Fourier transform infrared spectroscopy has been used to reveal the nature of functional groups on the surface of soot. Bands which showed isotopic shifts upon regenerating soot functionalities with <sup>18</sup>O<sub>2</sub> in the 1700 cm<sup>−1</sup> and 1200 cm<sup>−1</sup> regions were assigned to ketone-like carbonyl and ether-like groups on the surface, while the 1590 cm<sup>−1</sup> band, which fails to show any isotopic shift upon the reoxidation of soot with <sup>18</sup>O<sub>2</sub> at high temperature, has been assigned to a carbonyl group conjugated with aromatic ring segments. Bands in the 800 cm<sup>−1</sup> were given no definite assignments (Fig. 1). Logical origins of these bands could be the C-H out-of-plane bending of highly substituted aromatic compounds or stretching modes of peroxides or hydroperoxides. An attempt is made in this work to substantiate the origin of these bands.

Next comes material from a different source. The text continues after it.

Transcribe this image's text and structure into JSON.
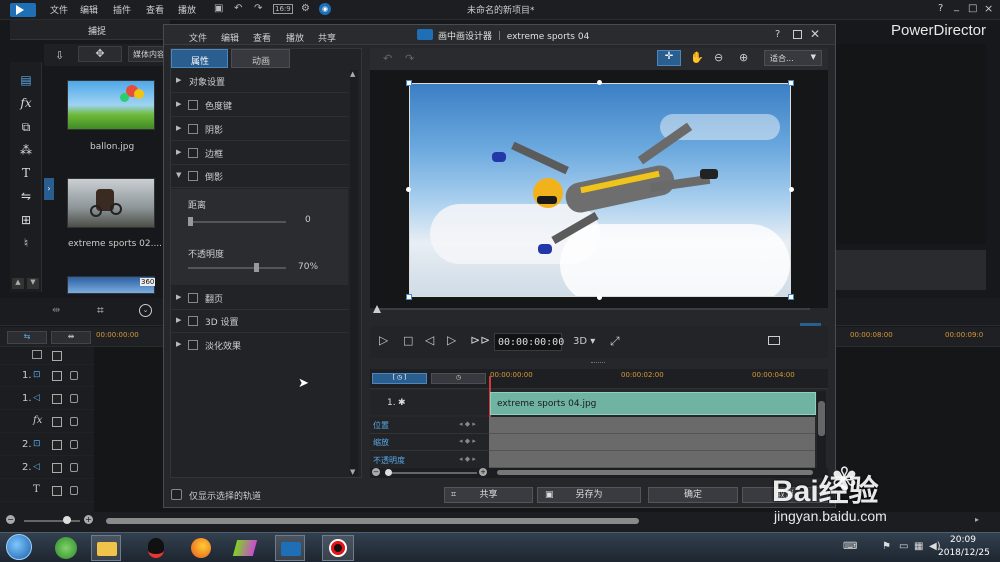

J. A. Jassim, H. P. Lu, A. R. Chughtai, and D. M. Smith, "The Origin of Infrared Absorption Bands of Soot in the Region 750 to 900 cm-1," Appl. Spectrosc. 40, 113-116 (1986)